◆ **Exercise directions**: Go through the entries below and pick out every line with "ブランドと競合を比較する".

◆ **Data records**:

....

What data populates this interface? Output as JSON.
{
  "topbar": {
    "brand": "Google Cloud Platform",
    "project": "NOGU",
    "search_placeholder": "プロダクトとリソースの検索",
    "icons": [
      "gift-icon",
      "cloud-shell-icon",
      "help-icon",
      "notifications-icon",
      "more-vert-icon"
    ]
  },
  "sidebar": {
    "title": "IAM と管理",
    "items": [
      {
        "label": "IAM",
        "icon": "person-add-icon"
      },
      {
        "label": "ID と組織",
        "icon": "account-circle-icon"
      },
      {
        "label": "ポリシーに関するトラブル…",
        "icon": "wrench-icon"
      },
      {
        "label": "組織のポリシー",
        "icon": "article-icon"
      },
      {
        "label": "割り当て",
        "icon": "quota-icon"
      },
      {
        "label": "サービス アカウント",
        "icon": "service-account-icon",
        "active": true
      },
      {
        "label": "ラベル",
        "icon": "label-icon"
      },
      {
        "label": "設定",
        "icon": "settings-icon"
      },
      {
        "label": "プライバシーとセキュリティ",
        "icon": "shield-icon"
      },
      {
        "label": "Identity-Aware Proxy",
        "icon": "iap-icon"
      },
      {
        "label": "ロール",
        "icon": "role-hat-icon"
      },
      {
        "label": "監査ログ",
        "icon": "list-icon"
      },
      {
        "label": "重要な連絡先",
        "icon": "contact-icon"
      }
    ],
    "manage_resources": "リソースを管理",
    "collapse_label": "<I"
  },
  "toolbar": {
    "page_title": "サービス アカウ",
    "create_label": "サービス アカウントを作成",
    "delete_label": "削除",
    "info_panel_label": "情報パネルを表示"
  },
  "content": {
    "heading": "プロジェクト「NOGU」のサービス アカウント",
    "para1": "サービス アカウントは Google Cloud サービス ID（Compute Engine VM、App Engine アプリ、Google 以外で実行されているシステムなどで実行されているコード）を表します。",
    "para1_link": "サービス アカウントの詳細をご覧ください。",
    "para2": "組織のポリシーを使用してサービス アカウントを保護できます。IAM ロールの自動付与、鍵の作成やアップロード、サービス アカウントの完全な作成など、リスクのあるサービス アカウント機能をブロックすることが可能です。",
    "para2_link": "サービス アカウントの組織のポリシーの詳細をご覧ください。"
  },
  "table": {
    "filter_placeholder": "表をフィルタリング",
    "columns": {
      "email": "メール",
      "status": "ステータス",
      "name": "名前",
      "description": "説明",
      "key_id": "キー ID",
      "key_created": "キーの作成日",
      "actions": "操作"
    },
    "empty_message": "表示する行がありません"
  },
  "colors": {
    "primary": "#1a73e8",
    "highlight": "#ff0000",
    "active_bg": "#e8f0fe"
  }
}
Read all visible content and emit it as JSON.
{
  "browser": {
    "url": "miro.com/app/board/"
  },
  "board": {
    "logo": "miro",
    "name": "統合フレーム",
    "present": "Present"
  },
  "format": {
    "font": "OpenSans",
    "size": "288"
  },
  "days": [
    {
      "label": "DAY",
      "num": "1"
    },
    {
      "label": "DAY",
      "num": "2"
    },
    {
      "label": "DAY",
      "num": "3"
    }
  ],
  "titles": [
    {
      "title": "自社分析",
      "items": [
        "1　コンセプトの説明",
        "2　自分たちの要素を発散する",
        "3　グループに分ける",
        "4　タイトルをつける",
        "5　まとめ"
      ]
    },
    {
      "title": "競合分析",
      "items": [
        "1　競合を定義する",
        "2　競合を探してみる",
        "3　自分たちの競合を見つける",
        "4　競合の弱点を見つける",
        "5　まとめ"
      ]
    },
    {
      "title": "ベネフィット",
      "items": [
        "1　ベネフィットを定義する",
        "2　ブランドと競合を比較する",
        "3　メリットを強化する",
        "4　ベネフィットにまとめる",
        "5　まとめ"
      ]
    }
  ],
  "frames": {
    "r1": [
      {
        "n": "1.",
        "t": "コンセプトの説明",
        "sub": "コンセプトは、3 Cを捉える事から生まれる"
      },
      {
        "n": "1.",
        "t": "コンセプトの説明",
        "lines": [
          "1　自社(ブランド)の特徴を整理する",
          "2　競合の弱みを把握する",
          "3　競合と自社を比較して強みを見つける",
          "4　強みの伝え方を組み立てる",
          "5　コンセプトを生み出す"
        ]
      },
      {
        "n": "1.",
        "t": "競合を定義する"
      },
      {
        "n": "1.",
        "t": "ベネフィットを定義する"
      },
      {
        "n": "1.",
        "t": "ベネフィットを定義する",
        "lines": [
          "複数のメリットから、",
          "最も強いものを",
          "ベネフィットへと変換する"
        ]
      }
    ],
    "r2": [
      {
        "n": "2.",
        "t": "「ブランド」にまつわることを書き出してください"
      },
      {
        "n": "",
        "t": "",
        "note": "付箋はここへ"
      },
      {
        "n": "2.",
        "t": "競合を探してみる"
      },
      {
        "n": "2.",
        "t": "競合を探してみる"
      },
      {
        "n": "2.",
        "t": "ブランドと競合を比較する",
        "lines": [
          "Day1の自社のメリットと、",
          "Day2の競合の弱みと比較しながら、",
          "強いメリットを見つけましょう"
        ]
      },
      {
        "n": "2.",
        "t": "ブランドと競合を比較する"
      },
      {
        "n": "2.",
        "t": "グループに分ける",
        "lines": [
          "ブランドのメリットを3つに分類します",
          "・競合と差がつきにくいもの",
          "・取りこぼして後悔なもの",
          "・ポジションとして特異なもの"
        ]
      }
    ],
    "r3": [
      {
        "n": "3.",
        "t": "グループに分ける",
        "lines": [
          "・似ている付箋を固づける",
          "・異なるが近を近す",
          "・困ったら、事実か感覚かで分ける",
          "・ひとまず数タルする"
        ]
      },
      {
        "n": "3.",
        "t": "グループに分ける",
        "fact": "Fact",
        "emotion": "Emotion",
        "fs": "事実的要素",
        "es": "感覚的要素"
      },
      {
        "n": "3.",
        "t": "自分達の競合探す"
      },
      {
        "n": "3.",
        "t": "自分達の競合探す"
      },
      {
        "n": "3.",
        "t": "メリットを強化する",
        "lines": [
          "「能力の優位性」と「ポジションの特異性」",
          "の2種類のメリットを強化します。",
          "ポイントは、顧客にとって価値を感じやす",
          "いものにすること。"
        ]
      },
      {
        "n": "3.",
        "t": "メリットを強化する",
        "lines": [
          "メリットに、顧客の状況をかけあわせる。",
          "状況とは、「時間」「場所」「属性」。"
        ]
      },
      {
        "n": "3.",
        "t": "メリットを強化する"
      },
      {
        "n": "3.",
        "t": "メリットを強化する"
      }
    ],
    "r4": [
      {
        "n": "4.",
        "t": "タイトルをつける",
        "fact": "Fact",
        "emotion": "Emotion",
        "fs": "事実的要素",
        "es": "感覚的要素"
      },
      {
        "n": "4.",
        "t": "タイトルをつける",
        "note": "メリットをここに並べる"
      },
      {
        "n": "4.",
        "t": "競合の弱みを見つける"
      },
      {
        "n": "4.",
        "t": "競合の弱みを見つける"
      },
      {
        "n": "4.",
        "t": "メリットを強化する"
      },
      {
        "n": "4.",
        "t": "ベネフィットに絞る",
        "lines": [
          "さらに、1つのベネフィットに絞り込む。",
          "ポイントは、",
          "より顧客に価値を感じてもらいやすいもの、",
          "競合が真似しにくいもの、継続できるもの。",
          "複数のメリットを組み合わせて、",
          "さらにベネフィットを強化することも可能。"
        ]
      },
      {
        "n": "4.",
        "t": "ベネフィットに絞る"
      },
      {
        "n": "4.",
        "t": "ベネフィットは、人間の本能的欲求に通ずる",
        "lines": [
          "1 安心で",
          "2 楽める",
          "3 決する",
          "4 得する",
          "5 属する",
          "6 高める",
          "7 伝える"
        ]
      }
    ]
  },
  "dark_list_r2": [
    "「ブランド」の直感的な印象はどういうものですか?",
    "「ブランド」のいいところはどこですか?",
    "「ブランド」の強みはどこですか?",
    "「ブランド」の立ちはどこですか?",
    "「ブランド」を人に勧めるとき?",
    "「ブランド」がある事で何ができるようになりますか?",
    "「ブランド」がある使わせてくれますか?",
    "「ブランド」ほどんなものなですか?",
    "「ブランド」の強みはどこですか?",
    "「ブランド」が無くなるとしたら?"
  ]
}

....

◆ **Problem solution**:
        "2　ブランドと競合を比較する",
        "t": "ブランドと競合を比較する",
        "t": "ブランドと競合を比較する"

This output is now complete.